    TLDR: Just remember there's no such thing as a free lunch or as you call it a money making machine other then those at the Federal Reserve and of course I wish you the best as a budding Vol trader.
    movingslow likes this.
  3. lindq


    Yes, what should prevent you from shorting the VIX ETPs is...sanity.

    There are a few trading instruments that can clean your account, and in some instances your net worth, and these are a few of them.

    There are better ways to trade volatility.

    Good luck.
    movingslow likes this.
  4. Thanks, this already answered many of my questions.

    The first reply got me thinking, can a small investor (less than one million capital) construct the inverse of UVXY (or VXX) position by just dealing with futures contracts directly (take a short position in the VIX future and roll it forward, as the ETF does, but taking the opposite side, i.e. you regularly buy back the front month and open new shorts in the next month)?

    Ok, so if the above with VIX futures is possible to do, then that would be a "free lunch" until...what happens? The VIX curve inverts drastically? But can it ever do a huge inversion (one that would bankrupt you), as once the near term volatility goes up, the next month at least won't stay where it is (or decline), it has to go up as well. Unless we live in bizarro world where the near term becomes dramatically more uncertain than the more distant future.

    Believe me, I am very skeptical about free lunches, but I also want to find an explanation for why something doesn't work the way it seems to the simple or untrained mind :)
  5. guru


    There are variety of volatility ETFs/ETNs that use various futures and automatically roll to make it easier for everyone.
    But to really understand the risks you may want to start with reading about what happened in Feb 2018:
    Overnight and movingslow like this.
  6. guru


  7. I think the ETFs/ETNs might actually be the dangerous vehicles, not so much the VIX futures contracts?
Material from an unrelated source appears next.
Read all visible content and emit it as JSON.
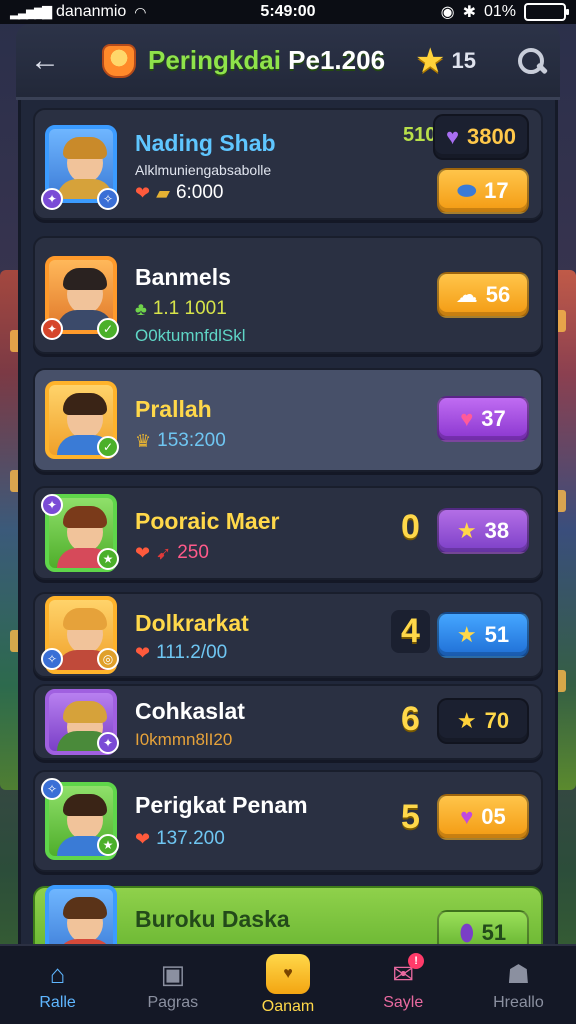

In the February 2018 VIX spike episode (that destroyed the SVXY), VIX spiked slightly over 100% in one day. I can see how a fund can collapse on this, but a trader short the actual VIX future would have survived, no? Especially if the position was only a small part of the portfolio. Within a few days, VIX was back to "normal" levels. I assume you would have been able to maintain the short position and been able to ride out the storm, whereas a fund could not do that.

    Again, I might be missing something due to no experience in the VIX futures contracts, so please point out mistakes in my thinking if you find some.
    Last edited: Jan 2, 2020
  8. guru


    I short volatility quite often and even run an automated TVIX trading strategy (long/short), so I am with you in terms of profit potential and limiting risk via position sizing. I dabble in VIX futures as well but not seriously until I’ll have time to backtest related strategies and ideas. I do have amazing strategies for trading VIX index itself (cash), if it could be traded itself, but it cannot. I do plan to backtest futures in the future.
    Every strategy needs to be backtested, so that would be my advice: backtest it, whether by writing some code or manually in Excel or ToS, and/or at least trade with small sizing and limited risk like you mentioned.
    movingslow likes this.
  9. Thanks for your reply. Are VIX futures easily available for a small investor to trade? E.g. is it possible to have only tiny exposure on the VIX, let's say around $10k, so that if VIX spikes 100%, you lose $10k if you close the position immediately?
  10. guru


    Not sure whether I understand, but you can trade futures spreads worth only $500, for example. Though you could lose more than that. And you can multiply that risk.
    They’re pretty liquid, but sometimes there may not be enough time to exit quickly enough with minimal loss. At least there isn’t much slippage, but this also depends on which months or weeks you trade. So really any such answers will be wishy-washy and I just test whatever I want to trade myself, even live, checking the cost of the spread, margin and bid/ask.
    #10     Jan 2, 2020
    movingslow likes this.